Sanity Reigns at Pennsylvania Online Gambling Legislative Hearing
Serious discussion about the opportunities and potential perils surrounding the regulation of online gambling dominated the action at Thursday’s Pennsylvania state legislative hearing. The hearing, held before the Pennsylvania House Gaming Oversight Committee, stood in marked contrast to a recent and highly farcical US Congressional hearing on the same general topic, by calling a diverse and knowledgeable list of witnesses offering both social and technical viewpoints from all sides of the topic.
Thursday’s PA House hearing was held in conjunction with PA House Bill 649, one of three online gambling-related bills currently under consideration in the state. HB 649’s sponsor is PA state Rep. John Payne, who also chairs the Gaming Oversight committee before which yesterday’s hearing was held.
That Pennsylvania’s state legislators are serious about the possibility of formally regulating at least some forms of online gambling in the state was made clear by the witness list assembled for the hearing, which included the following:
- David Satz, Senior Vice President, Government Relations & Development at Caesars Entertainment Corporation;
- Chris Sheffield, Managing Director / Senior Vice President of Interactive Gaming at Penn National Gaming;
- Andy Abboud, Senior Vice President of Government Relations and Community Development. Las Vegas Sands Corp. (Abboud was the lone insane voice present at the hearing, both there as a representative of LV Sands’ interests in the state — LVS operates the Sands Bethlehem casino in eastern Pennsylvania — and to spout Sheldon Adelson’s anti-online gaming rhetoric, thereby providing comic relief to the proceedings;)
- Michael Pollock, Managing Director Spectrum Gaming Group; Spectrum is a casino and business consulting firm from New Jersey with experience and insight into that site’s regulated online-gambling experiences;
- Kevin Mullaly, Vice President of Government Relations for Gaming Laboratories International, which provides certification and testing services for online-gaming operations;
- Lindsay Slader, Operations Manager, GeoComply, a leading geo-location technology firm.
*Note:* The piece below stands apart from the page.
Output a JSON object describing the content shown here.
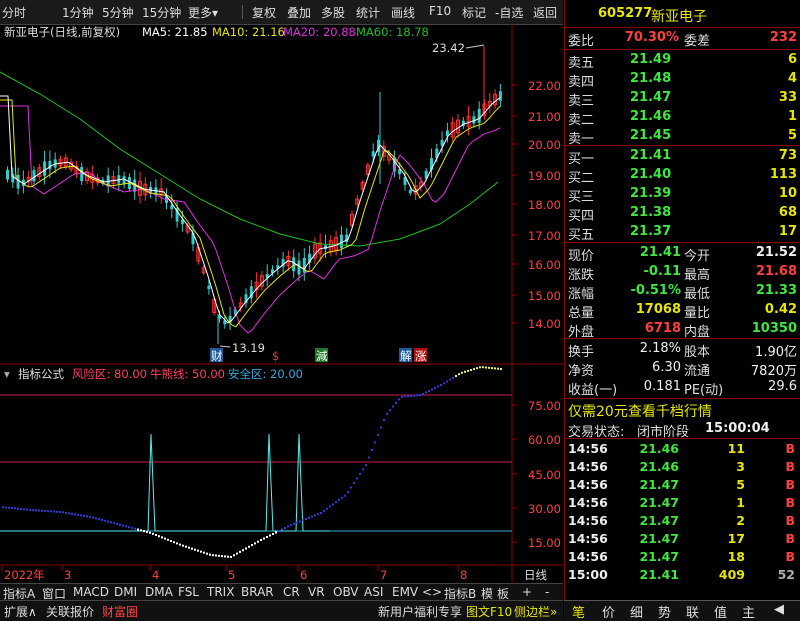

Slader was on hand to provide technical expertise and refute anti-gambling myths that online locations cannot be tracked with precision.
If there was an oversight to the list of witnesses called, it’s that there was no room provided for consumer representation. One the one side that was merciful, in that it spared the committee the bizarre ramblings of Stop Predatory Gambling president Les Bernal, who was much too busy spreading his unique brand of scare-mongering falsehoods 2,000 mikes away, at the 2015 GIGse conference in California. But also not called to testify directly were representatives of the Poker Players Alliance or any other pro-gaming consumer advocates, to provide first-hand anecdotes of experiences with both regulated and unregulated gaming sites.
Nonetheless, the PPA had plenty to say about Abboud’s rambling and disingenuous testimony, which included Abboud ignoring a question from Rep. Tina Davis about Sands Bethlehem’s shoddy record in keeping underage gamblers out of Adelson’s casino. Abboud also had to be warned at one point by Payne, who chaired the hearing, about speechifying from the witness table instead of actually answering the questions being asked.
The PPA, for its part, quickly issued an eight-page debunking of Abboud’s various, and usually false, claims, which we’ll look at in a separate feature this weekend.
GeoComply’s Slader’s live-time technology demonstration before the committee was certainly one of thje hearing’s high points, as it demonstrated first-hand that technology exists to properly police the boundaries of intrastate online gaming. Those boundaries, literally, were part of the demonstration, with Slader able to demonstrate how for users near a state border, location-targeting can be resolved to a house-by-house basis, with resampling done every five minutes to block users who might stray over a state’s border. GeoComply also demonstrated company systems which help unmask users who might attempt to evade or falsify the results of location tracking via VPN usage.
As Slader told the committee, “We have it pretty much down to a building level,” she said. “You can see what part of Starbucks you logged in from and, yes, we also know what you did last summer.”
No immediate voting action is expected on any of the bills currently under consideration in the state, including Payne’s and a rival bill also reintroduced recently by Davis. Instead, the committee, which is responsible for most legislative recommendations regarding Pennsylvania’s regulated gambling activities, has schedule a second hearing for Wednesday, May 6th, on the topic.